▸ **LISTED RECORDS**:
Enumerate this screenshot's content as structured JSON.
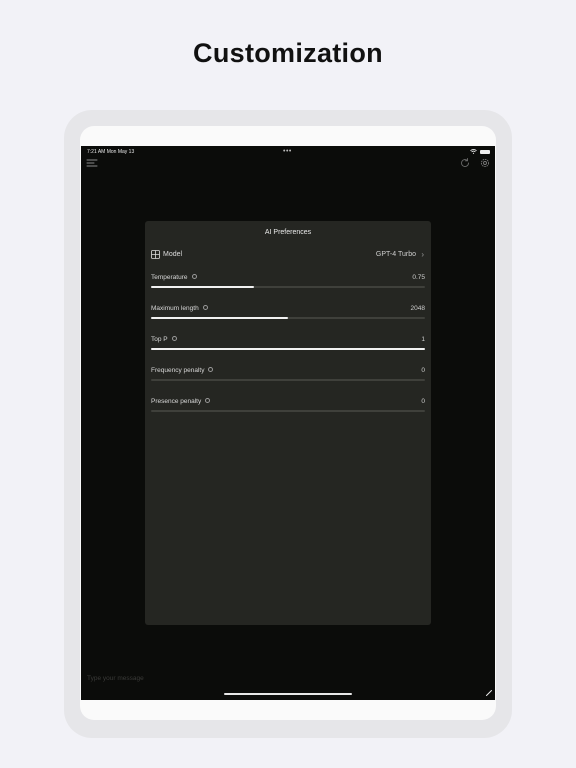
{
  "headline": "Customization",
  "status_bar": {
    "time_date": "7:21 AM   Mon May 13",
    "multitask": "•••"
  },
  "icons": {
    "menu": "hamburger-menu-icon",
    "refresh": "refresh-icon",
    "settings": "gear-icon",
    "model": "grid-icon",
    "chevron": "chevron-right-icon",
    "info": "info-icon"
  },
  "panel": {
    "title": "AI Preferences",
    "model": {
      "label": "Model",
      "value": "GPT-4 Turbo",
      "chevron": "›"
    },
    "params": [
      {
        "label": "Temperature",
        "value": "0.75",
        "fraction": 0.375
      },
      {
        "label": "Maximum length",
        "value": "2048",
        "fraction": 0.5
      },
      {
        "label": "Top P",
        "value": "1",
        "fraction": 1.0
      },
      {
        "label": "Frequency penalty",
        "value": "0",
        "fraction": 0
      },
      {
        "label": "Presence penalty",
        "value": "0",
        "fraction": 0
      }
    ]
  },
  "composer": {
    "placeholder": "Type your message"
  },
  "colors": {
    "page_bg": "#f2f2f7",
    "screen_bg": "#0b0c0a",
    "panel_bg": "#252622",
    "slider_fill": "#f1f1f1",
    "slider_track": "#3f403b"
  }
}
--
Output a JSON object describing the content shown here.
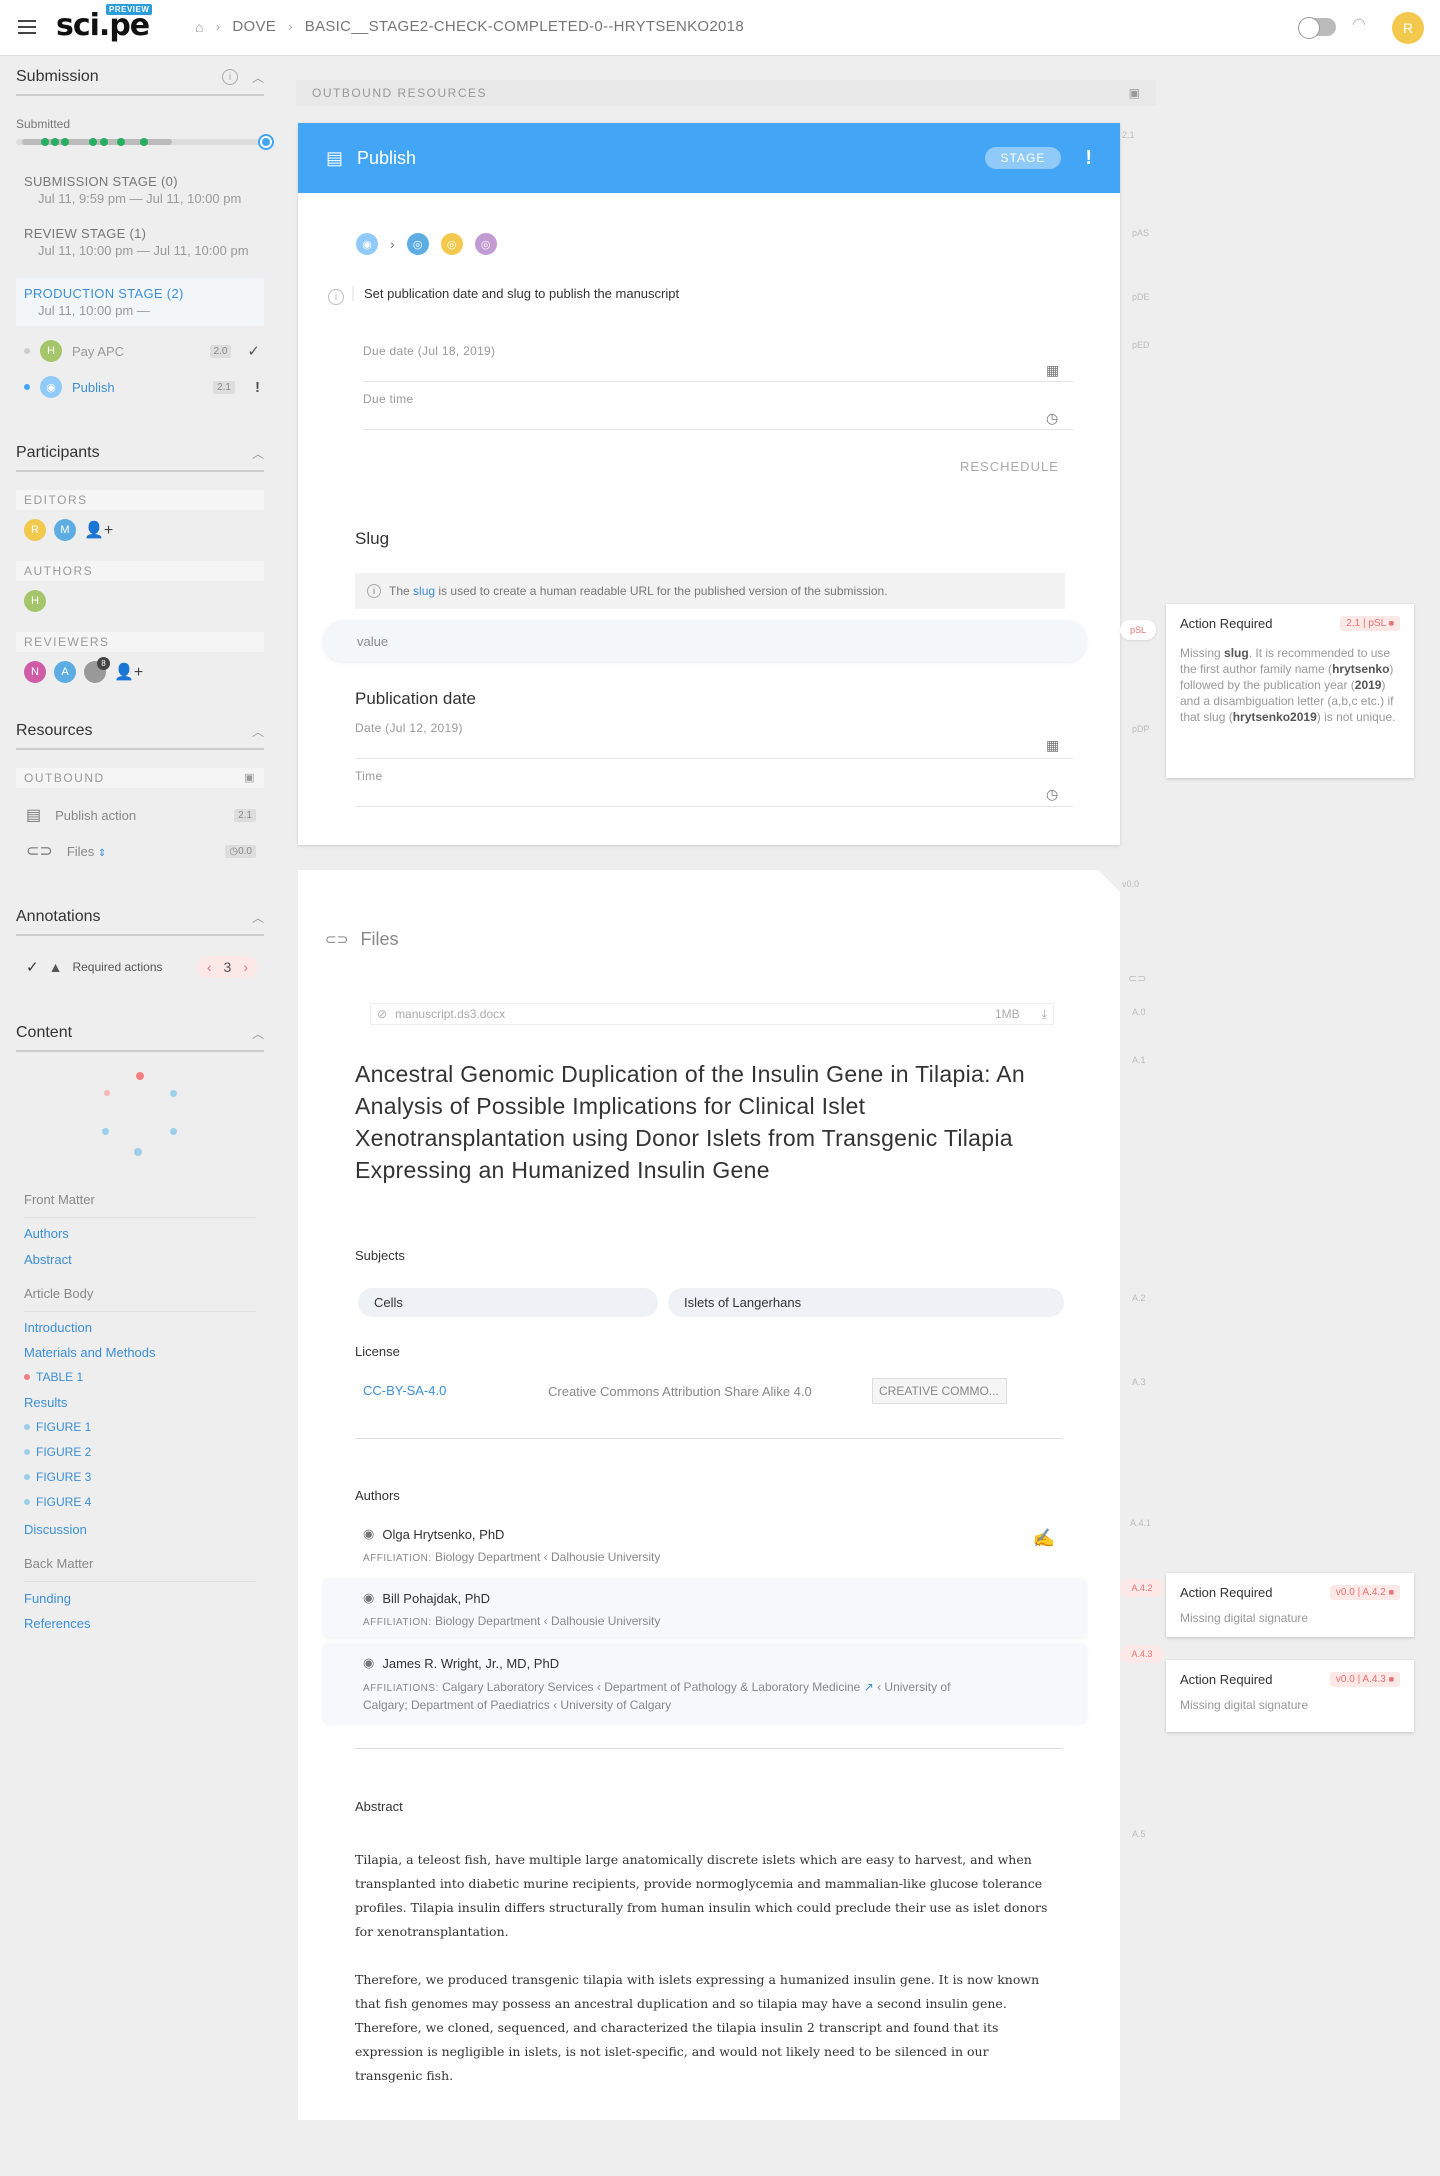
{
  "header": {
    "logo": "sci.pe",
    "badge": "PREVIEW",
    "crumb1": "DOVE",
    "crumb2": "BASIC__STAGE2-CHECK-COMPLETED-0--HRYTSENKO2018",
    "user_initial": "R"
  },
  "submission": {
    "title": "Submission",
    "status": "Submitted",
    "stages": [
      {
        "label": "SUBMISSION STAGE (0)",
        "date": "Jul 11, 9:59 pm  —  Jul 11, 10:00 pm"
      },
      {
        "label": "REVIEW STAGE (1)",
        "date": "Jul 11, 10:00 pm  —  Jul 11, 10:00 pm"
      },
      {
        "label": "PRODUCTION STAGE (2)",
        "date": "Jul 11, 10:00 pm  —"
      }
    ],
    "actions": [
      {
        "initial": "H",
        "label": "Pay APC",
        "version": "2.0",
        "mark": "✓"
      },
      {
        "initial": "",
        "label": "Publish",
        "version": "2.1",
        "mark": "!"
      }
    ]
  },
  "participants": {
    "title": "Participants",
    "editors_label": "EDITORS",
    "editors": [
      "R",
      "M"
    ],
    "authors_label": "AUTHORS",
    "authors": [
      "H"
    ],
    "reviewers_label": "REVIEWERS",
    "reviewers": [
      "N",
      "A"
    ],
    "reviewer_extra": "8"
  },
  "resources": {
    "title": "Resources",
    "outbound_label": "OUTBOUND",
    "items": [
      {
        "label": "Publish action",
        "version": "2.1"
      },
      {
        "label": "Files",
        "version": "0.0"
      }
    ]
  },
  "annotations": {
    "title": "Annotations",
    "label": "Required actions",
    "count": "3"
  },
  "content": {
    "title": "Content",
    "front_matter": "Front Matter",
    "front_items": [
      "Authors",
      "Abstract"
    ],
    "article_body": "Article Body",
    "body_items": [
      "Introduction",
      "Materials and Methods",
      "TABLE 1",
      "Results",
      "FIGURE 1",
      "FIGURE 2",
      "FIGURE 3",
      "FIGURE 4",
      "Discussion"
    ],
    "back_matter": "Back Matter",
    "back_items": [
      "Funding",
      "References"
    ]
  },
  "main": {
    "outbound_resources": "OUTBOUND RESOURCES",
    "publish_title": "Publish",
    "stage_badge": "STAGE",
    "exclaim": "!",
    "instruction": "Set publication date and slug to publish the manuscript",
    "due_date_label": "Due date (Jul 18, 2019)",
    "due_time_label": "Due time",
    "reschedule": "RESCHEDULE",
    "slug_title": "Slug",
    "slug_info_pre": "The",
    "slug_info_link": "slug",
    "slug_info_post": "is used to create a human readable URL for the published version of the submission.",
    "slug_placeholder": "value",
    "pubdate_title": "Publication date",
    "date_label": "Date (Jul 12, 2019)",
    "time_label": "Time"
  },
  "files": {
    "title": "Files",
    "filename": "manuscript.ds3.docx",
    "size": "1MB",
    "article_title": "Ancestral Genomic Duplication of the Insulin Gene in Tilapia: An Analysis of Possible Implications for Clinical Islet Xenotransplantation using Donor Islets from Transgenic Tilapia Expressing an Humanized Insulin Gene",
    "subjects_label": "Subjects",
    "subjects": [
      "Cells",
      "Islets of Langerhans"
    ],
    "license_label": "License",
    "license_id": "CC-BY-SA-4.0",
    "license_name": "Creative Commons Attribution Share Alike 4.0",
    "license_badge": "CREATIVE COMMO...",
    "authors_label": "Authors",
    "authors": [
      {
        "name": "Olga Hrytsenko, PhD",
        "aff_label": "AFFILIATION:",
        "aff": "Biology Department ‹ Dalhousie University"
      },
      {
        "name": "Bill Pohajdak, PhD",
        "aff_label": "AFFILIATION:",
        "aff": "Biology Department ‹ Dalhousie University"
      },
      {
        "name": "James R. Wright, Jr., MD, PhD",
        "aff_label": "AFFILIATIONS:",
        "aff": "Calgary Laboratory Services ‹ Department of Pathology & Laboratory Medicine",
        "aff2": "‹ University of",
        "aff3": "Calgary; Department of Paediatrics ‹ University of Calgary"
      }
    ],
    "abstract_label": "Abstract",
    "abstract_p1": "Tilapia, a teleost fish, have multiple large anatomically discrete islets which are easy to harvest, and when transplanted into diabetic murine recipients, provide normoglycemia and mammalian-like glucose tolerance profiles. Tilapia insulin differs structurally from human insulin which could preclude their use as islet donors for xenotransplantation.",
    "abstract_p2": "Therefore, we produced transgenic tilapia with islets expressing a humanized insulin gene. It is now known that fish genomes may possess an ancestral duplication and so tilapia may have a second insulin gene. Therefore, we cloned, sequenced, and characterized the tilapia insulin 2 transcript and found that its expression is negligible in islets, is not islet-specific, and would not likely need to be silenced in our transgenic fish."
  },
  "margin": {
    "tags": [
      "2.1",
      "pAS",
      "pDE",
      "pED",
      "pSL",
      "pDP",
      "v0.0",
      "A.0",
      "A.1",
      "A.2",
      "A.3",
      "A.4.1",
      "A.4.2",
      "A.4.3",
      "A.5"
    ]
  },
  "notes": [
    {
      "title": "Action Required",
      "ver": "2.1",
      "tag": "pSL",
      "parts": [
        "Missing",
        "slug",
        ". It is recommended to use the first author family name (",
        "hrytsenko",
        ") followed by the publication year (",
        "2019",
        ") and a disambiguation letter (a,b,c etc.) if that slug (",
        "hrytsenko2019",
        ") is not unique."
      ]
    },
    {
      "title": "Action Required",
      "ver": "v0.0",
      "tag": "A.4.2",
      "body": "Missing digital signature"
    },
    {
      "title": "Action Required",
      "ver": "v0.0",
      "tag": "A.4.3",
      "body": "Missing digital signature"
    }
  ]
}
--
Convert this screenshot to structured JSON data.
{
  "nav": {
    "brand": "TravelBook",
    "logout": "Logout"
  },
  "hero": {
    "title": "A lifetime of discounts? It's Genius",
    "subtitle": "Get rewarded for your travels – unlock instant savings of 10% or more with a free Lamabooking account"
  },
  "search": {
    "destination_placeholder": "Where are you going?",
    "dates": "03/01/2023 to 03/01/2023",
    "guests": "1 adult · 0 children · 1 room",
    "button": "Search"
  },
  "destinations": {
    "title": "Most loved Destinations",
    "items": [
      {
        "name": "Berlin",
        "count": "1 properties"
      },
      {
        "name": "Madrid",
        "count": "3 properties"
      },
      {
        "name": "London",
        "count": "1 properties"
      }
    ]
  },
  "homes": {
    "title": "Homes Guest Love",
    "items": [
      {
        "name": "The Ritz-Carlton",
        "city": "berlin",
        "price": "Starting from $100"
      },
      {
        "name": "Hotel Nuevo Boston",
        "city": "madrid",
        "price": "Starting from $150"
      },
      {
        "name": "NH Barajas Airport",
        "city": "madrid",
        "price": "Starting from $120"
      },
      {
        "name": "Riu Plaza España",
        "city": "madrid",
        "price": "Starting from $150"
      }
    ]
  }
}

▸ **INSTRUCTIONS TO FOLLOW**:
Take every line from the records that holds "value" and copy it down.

▸ **SOLUTION BELOW**:
      "value": "GPT-4 Turbo",
        "value": "0.75",
        "value": "2048",
        "value": "1",
        "value": "0",
        "value": "0",
    "slug_placeholder": "value",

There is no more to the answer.